So positive feedback is a mechanism that drives up prices, while a negative feedback mechanism would restore them to equilibrium.

To combine these thoughts and rewrite them for government, one could say a Government Bubble is:

A situation where the feedback mechanism of a government expenditure inflates the value of that expenditure beyond what would be experienced if the demand for the expenditure was based on purely market forces.

It's late and we'll need to think that all over for a while.  While we do, here are a few more examples of bubbles that have been created by government, many of them economically not sustainable.  

  • Flood insurance. The government provides it for the sole reason that private insurance companies would price it so high that nobody could afford it. This has enabled many people to build in sensitive and hazardous areas where they otherwise would not be able to, thus creating the need for more government insurance subsidy. 
  • Investment Bank Bailouts. We've recently been subjcted to nearly a trillion dollars in bank bailout money and the concept of "capitalism on the way up, socialism on the way down." Does the government induce reckless behavior, and thus more need for government subsidy, by saving the system from itself? 
  • Defense Spending. How many defense spending projects are government works looking for a defensive department need? We hear of this all the time. It is the essence of the military-industrial complex. 
  • Health Care Spending. Probably nowhere is this problem more acute than in the issue of health-care funding, where government spending (combined with the third-party approach of employer-paid private insurance) has pumped trillions into Medicare and other health spending programs. This has happened to the point where nobody knows what anything really costs and the solution is health-care rationing (also called, cost control through universal coverage). 
  • University Tuition. The government obviously pays for the majority of public university spending. There have bee some very good analysis done on how the costs of administration for universities has grown dramatically beyond any other rate of growth.  All those expenses are need, though, right? They have not been brought about because the decision to do them or not was not subject to real economic scrutiny? 
  • Welfare. The late Patrick Moynihan wrote extensively on how the way some welfare programs are structured has undermined family systems and, in the end, increased the need and demand for welfare. Moynihan brings added credibility to the discussion as he was quite liberal on social issues, and so one would not anticipate the more critical eye on social spending. 

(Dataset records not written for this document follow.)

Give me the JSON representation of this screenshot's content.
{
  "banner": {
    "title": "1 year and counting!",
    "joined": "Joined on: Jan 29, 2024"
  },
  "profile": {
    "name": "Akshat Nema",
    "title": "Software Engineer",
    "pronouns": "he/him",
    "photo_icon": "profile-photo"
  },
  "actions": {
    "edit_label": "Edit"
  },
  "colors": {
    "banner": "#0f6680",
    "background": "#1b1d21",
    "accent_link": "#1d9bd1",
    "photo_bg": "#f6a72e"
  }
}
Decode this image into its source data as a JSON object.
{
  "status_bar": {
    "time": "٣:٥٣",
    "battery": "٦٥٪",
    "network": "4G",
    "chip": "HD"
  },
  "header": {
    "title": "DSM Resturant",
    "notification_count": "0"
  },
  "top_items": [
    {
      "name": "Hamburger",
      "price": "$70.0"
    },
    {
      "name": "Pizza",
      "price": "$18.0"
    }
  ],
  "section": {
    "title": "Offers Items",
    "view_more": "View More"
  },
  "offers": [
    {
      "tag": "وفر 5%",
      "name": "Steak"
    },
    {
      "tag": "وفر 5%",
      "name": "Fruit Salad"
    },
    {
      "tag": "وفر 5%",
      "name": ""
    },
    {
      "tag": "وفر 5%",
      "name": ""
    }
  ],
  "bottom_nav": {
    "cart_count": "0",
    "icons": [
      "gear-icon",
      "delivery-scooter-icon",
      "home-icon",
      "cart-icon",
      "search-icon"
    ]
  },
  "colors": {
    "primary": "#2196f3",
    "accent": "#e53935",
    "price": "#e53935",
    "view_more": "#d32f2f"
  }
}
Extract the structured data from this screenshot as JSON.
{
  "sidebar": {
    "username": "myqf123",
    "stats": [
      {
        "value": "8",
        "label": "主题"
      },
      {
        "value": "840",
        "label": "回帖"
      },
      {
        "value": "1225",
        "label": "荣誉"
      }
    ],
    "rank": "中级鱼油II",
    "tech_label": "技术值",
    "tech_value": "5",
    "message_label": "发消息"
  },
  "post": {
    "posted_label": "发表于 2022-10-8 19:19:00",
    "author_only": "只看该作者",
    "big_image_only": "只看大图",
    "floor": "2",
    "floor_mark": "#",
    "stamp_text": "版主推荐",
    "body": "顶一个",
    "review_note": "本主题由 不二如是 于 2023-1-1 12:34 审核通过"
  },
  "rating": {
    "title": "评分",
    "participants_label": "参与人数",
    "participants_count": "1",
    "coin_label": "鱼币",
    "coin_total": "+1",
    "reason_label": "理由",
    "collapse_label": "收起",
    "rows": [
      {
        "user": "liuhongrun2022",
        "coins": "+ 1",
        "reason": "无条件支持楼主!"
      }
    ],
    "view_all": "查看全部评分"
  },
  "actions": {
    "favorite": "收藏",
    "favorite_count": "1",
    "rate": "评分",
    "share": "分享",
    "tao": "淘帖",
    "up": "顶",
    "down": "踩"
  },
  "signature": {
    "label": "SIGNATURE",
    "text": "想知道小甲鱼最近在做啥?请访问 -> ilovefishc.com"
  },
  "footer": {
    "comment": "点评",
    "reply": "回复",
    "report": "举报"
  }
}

So in a very quick brainstorming, I have listed a number of ways in which our government spends, and that spending induces a demand for even more spending.

The real bubble question is: If there is a bubble, can it burst, or is government immune from such things because they are government?

What does this all have to do with small towns? Most small towns exist in the form they do today because of state and federal government subsidy. Government as a sector of the nation's economy has grown to a size that has not been seen in American history. Is this sustainable, or is it a bubble that will ultimately deflate (rapidly or not). If it is a bubble, what will the impact be on small towns that have grown dependent on this system of subsidy?